For a typical geyser, underground water seeps into a deep narrow shaft in the ground and is heated from below.  Because of the depth, the pressure on the water is high so the water at the bottom...

For a typical geyser, underground water seeps into a deep narrow shaft in the ground and is heated from below.  Because of the depth, the pressure on the water is high so the water at the bottom of the shaft boils at a much higher temperature than normal. 

What happens to the volume of a 1.0 L bubble of water vapour at 130 degrees celcius and 305 kilopascals when it reaches the surface, where the conditions are 93 degrees celcius and 101 kilopascals?

Asked on by lbawa

1 Answer | Add Yours

Top Answer

jerichorayel's profile pic

jerichorayel | College Teacher | (Level 2) Senior Educator

Posted on

For this, we can use the traditional combined gas law. 

`(p_1 V_1)/(T_1) = (p_2 V_2)/(T_2)`

Given:

  • p1 = 305 kilopascals
  • V1 = 1.0 liters
  • T1 = 130 + 273.15 = 403.15 K
  • p2 = 101 kilopascals
  • T2 = 93 + 273.15 = 366.15 K
  • V2 = ?

 

`(p_1 V_1)/(T_1) = (p_2 V_2)/(T_2)`

`(p_1 V_1)/(T_1) * (T_2)/(p_2) = V_2`

`(305 kPa* 1.0 L)/(403.15 K) * (366.15 K)/(101kPa) = V_2`

`V_2 = 2.74 L -> answer`

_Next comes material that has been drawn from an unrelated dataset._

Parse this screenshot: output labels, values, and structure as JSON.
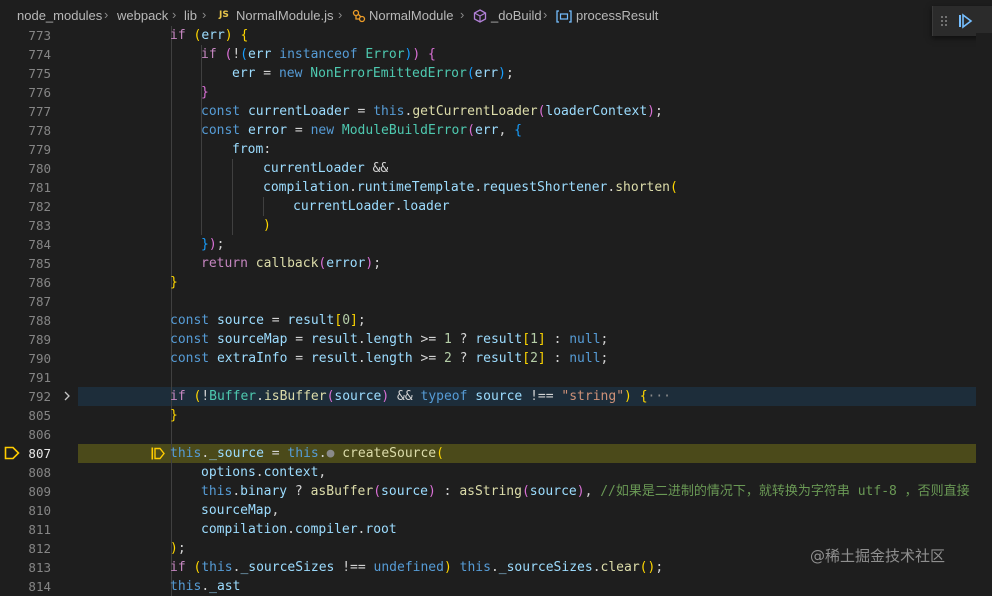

Sources:

We’ve answered 315,634 questions. We can answer yours, too.

Ask a question